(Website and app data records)
************
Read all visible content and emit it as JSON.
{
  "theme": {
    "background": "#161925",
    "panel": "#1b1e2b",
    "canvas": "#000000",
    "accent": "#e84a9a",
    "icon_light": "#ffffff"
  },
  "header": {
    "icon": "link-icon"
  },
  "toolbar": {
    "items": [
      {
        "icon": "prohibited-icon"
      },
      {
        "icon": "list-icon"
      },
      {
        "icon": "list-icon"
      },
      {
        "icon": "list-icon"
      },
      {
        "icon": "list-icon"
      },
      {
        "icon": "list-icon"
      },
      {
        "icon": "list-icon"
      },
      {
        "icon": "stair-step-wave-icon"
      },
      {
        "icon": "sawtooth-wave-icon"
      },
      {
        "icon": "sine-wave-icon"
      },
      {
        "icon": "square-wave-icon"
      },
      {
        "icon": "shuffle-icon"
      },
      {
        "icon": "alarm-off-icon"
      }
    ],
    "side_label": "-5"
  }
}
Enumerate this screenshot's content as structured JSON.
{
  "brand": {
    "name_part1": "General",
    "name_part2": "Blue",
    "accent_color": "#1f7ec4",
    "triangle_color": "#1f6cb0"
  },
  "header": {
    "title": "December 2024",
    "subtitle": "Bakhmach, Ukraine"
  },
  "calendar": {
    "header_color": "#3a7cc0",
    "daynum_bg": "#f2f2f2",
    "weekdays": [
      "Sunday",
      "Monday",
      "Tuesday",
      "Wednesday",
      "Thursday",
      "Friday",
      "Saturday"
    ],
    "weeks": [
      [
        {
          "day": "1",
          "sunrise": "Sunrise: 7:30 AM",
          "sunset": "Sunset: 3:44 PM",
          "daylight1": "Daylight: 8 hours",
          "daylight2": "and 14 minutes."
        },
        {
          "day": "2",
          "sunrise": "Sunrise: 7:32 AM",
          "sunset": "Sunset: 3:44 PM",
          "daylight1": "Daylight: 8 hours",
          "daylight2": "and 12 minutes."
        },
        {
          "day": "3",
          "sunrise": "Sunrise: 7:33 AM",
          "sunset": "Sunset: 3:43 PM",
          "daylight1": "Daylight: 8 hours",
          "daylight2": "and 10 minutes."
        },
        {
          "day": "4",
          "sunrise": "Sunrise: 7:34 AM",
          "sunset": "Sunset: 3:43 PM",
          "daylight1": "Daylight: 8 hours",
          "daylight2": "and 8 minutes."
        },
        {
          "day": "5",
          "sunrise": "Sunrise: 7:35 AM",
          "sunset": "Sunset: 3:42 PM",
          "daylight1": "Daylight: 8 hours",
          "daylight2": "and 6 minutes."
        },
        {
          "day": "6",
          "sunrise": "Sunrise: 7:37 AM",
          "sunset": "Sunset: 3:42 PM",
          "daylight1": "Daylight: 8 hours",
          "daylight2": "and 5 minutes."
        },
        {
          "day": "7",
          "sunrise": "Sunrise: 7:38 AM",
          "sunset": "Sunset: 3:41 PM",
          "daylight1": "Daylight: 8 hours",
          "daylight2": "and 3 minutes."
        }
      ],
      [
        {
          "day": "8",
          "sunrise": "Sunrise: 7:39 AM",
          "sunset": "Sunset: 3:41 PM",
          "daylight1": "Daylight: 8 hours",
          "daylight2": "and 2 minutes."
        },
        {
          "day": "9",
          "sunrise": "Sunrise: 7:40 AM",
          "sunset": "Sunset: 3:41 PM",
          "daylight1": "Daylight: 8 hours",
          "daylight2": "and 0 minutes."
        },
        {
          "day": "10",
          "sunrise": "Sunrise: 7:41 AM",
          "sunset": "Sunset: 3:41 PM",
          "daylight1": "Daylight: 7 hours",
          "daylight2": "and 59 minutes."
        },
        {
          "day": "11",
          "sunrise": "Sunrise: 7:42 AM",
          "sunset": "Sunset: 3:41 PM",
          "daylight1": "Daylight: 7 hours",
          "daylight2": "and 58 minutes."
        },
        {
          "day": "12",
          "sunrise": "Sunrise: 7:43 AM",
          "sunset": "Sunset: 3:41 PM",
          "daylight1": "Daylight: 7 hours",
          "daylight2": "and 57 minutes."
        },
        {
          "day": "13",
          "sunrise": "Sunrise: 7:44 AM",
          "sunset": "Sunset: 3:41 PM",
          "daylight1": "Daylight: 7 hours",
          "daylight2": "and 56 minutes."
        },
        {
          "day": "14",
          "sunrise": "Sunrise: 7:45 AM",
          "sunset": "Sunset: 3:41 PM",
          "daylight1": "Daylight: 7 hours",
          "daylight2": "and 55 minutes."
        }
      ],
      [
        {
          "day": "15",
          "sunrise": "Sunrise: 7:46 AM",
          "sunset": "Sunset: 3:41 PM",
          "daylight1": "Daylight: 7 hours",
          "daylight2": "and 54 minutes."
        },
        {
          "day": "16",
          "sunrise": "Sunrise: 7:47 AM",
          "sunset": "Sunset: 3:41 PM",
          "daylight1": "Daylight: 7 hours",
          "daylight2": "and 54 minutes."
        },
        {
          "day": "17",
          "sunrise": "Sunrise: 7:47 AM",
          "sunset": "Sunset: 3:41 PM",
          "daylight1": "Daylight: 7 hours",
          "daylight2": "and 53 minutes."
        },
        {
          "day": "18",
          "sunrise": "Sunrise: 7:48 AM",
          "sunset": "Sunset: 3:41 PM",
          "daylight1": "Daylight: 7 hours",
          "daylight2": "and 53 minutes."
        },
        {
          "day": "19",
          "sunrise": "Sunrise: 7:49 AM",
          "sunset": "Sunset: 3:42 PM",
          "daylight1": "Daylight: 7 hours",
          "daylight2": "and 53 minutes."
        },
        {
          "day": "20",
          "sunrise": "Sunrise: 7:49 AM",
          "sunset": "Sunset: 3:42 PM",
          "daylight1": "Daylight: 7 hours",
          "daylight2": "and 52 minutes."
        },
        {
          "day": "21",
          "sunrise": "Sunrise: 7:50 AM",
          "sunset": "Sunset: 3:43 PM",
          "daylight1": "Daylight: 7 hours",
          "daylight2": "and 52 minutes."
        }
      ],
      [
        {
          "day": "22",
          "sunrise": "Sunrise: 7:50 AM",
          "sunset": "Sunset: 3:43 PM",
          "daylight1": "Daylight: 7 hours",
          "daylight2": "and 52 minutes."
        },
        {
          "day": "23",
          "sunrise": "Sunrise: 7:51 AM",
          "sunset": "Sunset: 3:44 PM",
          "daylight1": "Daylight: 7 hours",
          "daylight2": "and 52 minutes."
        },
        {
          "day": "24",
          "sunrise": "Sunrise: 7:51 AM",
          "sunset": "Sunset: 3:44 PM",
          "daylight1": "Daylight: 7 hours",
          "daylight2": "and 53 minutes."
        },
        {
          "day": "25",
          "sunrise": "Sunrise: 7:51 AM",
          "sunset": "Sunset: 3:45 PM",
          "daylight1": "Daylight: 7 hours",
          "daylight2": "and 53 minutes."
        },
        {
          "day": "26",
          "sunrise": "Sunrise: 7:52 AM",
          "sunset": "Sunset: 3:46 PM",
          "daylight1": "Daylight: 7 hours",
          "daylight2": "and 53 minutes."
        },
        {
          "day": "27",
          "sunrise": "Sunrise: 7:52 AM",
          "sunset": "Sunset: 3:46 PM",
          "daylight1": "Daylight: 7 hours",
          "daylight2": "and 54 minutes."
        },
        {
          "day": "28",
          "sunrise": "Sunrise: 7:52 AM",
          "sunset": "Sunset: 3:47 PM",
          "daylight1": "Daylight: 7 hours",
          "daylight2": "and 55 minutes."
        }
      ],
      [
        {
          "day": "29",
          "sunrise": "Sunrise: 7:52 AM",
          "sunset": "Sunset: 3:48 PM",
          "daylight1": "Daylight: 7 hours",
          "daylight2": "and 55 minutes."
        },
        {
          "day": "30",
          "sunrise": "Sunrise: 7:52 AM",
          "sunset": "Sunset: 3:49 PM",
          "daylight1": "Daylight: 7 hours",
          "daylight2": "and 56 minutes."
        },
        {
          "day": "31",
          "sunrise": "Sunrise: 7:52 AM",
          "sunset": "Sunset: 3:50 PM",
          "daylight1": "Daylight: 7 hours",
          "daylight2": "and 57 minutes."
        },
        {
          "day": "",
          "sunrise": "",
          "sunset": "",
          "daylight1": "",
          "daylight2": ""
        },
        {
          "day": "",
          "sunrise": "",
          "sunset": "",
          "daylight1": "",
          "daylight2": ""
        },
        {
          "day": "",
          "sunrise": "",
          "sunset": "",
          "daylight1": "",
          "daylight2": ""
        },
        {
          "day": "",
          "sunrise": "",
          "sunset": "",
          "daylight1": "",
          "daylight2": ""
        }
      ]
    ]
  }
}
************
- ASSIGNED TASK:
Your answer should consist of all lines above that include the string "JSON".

- ANSWER TO THIS PROBLEM:
Read all visible content and emit it as JSON.
Enumerate this screenshot's content as structured JSON.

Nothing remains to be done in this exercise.